The establishment of Brighton's railroad depot at the center of Winships' Gardens helped to stimulate the development of North Brighton.  By 1850 the area near to the depot, known as "Brighton Corners," had become the town's second largest commercial center, containing some fifteen business establishments, including two general stores, a hotel, a livery stable and two lumber yards.  This neighborhood's share of the town's population, which had stood at a mere 6.4 percent in 1820, rose to almost 25 percent by 1850.
   
In addition, a substantial concentration of slaughterhouses, ropewalks, and lumberyards soon lined the entire railroad corridor, giving the northern quarter of the town a distinctly industrial character.
   
The B&W also reinforced the position of the local cattle and slaughtering industries by offering special freight rates to anyone transporting cattle to the Brighton Stockyards.

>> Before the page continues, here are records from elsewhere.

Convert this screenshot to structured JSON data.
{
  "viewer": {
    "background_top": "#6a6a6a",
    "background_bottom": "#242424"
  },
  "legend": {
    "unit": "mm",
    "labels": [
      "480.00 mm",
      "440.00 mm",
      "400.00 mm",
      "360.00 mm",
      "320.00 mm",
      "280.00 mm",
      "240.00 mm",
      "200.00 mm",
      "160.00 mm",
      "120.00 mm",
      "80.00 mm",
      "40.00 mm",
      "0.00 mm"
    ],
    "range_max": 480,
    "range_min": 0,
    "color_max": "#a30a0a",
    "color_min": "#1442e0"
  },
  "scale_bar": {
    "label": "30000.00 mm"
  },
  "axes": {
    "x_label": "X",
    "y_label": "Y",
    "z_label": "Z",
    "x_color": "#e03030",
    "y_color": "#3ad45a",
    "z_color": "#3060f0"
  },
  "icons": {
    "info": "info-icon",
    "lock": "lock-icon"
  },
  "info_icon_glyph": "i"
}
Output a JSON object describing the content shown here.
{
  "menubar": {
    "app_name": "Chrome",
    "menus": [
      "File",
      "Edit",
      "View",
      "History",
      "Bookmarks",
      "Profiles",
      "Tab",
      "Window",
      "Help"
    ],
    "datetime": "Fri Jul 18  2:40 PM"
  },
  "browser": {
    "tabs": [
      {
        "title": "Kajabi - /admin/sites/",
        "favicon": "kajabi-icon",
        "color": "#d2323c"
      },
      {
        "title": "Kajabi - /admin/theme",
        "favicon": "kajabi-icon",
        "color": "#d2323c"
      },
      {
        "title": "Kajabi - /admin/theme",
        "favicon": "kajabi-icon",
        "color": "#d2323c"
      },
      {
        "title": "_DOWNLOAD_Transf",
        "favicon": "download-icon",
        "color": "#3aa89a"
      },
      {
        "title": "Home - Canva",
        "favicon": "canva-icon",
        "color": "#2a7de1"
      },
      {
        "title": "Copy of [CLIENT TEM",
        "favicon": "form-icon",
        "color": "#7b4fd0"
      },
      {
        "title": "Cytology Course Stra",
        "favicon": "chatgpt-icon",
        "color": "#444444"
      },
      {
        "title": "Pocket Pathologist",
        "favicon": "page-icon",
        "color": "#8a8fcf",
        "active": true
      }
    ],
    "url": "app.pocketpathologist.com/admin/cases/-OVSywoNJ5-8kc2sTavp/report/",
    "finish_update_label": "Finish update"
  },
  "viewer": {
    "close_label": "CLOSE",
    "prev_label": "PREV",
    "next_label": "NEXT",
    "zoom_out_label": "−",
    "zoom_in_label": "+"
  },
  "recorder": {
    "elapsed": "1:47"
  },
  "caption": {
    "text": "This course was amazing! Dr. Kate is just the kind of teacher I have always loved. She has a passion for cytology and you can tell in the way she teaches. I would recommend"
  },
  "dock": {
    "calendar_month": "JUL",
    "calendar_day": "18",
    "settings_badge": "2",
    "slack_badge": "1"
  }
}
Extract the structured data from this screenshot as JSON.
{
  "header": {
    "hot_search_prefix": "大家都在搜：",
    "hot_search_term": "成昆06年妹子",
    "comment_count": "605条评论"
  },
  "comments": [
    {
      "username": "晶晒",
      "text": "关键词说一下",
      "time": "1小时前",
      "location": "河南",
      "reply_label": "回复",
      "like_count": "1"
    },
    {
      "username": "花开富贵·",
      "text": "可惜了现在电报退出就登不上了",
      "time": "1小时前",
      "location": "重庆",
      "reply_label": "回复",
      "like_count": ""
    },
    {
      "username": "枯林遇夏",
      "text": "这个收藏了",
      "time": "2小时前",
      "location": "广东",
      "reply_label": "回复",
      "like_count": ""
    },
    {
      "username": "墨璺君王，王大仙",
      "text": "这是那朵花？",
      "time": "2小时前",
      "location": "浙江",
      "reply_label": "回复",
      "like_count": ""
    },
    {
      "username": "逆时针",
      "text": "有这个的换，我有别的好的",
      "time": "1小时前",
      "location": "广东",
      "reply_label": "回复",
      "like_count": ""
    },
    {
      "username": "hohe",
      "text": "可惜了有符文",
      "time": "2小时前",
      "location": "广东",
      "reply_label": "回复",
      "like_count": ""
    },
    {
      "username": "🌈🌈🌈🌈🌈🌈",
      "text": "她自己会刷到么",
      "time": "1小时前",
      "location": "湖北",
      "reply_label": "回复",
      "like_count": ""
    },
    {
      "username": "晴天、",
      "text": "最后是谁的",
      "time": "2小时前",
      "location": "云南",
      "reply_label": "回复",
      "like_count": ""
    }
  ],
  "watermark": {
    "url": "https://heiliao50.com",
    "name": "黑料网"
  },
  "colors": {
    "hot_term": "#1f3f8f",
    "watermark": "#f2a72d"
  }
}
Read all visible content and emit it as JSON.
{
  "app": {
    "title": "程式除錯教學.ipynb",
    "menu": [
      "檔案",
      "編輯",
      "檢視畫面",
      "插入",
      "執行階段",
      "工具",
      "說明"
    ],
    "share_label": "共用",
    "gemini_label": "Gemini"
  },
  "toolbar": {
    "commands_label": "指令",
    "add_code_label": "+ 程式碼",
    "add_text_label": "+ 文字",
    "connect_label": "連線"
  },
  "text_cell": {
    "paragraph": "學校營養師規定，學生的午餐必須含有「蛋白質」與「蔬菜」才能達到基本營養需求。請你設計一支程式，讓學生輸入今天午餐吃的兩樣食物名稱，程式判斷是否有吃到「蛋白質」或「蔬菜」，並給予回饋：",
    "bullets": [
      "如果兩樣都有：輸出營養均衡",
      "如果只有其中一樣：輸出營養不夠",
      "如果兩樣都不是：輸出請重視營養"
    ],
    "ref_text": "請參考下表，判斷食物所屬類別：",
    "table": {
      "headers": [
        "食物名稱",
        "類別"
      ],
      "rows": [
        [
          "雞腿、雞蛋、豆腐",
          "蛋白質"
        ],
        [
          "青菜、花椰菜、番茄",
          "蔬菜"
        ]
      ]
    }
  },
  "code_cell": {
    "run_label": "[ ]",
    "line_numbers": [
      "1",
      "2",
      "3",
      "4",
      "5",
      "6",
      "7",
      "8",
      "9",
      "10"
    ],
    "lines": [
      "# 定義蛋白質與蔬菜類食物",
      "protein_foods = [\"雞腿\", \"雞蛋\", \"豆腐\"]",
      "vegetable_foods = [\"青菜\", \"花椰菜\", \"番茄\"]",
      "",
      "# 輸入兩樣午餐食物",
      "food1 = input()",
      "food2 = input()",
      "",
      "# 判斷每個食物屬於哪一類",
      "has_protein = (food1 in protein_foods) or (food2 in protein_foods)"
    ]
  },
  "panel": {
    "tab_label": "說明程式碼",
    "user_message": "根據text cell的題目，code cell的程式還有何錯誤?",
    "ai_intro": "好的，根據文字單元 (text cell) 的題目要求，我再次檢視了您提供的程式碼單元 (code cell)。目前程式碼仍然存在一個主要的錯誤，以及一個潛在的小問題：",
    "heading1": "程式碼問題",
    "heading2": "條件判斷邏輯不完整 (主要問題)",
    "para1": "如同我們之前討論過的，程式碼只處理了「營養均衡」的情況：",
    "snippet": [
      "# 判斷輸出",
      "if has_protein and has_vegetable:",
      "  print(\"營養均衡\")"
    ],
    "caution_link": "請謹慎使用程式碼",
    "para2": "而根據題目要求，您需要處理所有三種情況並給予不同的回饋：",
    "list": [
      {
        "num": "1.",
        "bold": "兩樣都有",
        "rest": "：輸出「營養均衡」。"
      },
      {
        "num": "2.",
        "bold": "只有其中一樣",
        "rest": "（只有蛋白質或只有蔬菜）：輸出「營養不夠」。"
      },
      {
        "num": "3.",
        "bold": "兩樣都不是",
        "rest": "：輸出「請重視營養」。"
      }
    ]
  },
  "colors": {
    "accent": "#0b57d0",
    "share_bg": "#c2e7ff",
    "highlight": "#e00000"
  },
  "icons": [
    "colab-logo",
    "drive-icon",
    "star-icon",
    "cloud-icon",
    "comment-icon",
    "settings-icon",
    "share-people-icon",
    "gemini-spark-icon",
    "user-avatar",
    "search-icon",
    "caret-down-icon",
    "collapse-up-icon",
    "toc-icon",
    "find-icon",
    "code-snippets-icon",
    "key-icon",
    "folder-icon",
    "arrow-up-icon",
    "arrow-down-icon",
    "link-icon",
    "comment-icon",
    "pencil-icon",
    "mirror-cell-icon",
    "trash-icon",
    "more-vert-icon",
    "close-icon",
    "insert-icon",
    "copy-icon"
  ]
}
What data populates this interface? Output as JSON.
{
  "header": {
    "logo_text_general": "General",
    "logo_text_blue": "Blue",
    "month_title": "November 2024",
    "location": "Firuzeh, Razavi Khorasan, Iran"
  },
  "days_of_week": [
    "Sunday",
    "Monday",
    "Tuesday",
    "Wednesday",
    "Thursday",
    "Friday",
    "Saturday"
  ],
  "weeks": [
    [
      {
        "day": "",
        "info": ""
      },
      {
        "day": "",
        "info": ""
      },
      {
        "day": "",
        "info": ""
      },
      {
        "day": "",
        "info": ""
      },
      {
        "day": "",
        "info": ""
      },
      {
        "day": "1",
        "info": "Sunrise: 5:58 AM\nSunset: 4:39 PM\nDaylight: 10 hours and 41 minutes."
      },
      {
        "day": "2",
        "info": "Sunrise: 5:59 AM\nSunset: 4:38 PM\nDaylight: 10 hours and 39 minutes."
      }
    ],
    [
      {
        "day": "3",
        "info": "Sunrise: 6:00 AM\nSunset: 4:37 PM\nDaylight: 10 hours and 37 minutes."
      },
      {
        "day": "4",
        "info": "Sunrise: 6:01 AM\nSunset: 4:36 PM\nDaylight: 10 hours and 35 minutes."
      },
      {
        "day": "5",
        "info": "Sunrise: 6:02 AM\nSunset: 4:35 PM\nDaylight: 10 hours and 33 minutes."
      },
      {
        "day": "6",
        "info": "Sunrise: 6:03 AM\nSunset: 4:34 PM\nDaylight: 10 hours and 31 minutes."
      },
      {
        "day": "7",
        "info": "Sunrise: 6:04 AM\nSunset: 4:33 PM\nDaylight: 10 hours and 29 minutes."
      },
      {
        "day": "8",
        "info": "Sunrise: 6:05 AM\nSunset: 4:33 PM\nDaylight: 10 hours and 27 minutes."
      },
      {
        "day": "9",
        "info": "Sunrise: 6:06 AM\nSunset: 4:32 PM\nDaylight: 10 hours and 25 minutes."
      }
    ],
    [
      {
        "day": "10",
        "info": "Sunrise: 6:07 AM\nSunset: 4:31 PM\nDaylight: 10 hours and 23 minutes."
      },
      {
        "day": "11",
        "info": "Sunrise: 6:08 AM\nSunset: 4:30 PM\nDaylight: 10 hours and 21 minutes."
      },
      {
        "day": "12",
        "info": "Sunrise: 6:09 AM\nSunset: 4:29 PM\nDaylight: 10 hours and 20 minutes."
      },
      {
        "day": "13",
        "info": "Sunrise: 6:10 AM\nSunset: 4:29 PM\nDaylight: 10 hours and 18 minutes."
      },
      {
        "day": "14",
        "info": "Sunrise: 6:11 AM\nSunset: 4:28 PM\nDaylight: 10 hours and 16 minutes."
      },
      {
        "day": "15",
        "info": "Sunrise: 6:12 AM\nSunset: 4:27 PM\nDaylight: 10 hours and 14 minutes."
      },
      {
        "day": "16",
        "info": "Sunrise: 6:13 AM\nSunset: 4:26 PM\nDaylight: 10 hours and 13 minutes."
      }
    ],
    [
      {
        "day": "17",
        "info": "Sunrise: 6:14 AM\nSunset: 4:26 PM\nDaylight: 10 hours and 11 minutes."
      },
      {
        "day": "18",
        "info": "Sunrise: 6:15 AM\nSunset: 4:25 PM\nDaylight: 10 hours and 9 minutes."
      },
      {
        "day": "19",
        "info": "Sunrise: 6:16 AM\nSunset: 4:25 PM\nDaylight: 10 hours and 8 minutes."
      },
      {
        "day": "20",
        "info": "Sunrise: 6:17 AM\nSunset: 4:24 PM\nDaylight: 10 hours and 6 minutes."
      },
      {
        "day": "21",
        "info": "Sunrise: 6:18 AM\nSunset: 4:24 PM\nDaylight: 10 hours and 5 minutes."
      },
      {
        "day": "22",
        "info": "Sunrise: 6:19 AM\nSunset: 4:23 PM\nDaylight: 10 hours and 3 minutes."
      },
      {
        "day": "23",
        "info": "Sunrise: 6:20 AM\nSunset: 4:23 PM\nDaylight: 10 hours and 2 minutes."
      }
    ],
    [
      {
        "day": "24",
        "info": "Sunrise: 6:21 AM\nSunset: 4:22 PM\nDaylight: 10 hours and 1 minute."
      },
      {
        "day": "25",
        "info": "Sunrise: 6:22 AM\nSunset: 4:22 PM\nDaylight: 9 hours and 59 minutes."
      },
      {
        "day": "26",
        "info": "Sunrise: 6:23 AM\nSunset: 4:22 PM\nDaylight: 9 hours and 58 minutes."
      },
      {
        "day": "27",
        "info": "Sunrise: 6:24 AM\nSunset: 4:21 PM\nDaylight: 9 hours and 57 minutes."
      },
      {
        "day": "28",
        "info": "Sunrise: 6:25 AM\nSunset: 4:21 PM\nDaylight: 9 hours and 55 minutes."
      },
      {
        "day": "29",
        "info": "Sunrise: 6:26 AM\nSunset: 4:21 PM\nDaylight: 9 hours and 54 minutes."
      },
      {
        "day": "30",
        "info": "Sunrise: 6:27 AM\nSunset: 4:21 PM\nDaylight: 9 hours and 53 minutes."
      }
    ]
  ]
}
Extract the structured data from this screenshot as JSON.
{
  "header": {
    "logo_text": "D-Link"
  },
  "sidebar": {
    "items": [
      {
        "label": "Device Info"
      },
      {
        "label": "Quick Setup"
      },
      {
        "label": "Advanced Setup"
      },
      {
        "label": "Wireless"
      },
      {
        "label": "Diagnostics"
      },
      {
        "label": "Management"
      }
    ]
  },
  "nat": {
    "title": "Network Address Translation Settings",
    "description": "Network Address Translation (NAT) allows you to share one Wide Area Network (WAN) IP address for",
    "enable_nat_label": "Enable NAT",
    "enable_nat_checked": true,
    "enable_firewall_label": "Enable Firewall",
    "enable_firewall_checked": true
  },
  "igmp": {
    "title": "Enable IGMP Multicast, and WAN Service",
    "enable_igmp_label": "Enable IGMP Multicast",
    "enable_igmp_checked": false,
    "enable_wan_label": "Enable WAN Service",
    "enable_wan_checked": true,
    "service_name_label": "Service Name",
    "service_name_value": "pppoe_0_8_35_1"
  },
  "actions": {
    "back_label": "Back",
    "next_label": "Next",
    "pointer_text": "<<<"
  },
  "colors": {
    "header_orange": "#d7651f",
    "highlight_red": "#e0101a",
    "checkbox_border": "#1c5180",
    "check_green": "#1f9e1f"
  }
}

By 1850 Brighton was doing some $10 million a year of business in cattle and slaughtering, much of the livestock now arriving by rail. The Brighton Depot at the foot of Market Street was actually making more money for the B&W than the line’s elaborate downtown passenger depot at Lincoln and Beach Streets.
   
Another mode of transportation came to Brighton in the 1830s, the omnibus, a horse-drawn wheeled conveyance (a kind of urban stagecoach), which moved along a set route on a regular schedule, carrying about a dozen passengers.
   
In 1839, Sumner Wellman of Brighton established the first omnibus line in Brighton, which ran between Brighton Center and Boston by way of Brookline Village and Roxbury.  The omnibus enjoyed important advantages over the railroad.  Very little capital was needed to establish such a line and the route could be altered at any time to take account of new development. Wellman owned no property whatsoever, apart from his horse drawn vehicle.  He drove the omnibus himself, alternating trips with his one  employee, Daniel Hyde. 
   
This line survived for twenty-one years.  A major advantage for Wellman lay in an absence of competition on the Washington Street route. By 1845 his omnibus was making six trips a day, at 9 and 11 a.m. and at 1, 3, 6 and 9 p.m., for a fare 25 cents (18 1/2 cents from Brookline) each way, with tickets available in lots of six for a dollar (at an average cost of 16 2/3 cents apiece).  Eventually Wellman's line became what was termed "an hourly."
   
However, the lure of the omnibus was severely limited even for those who could afford to pay its relatively high fare, for these heavy horsedrawn vehicles were slow (averaging less than five miles an hour), uncomfortable, and poorly ventilated. 

BAHS Home | History | Neighborhoods | Photo Collection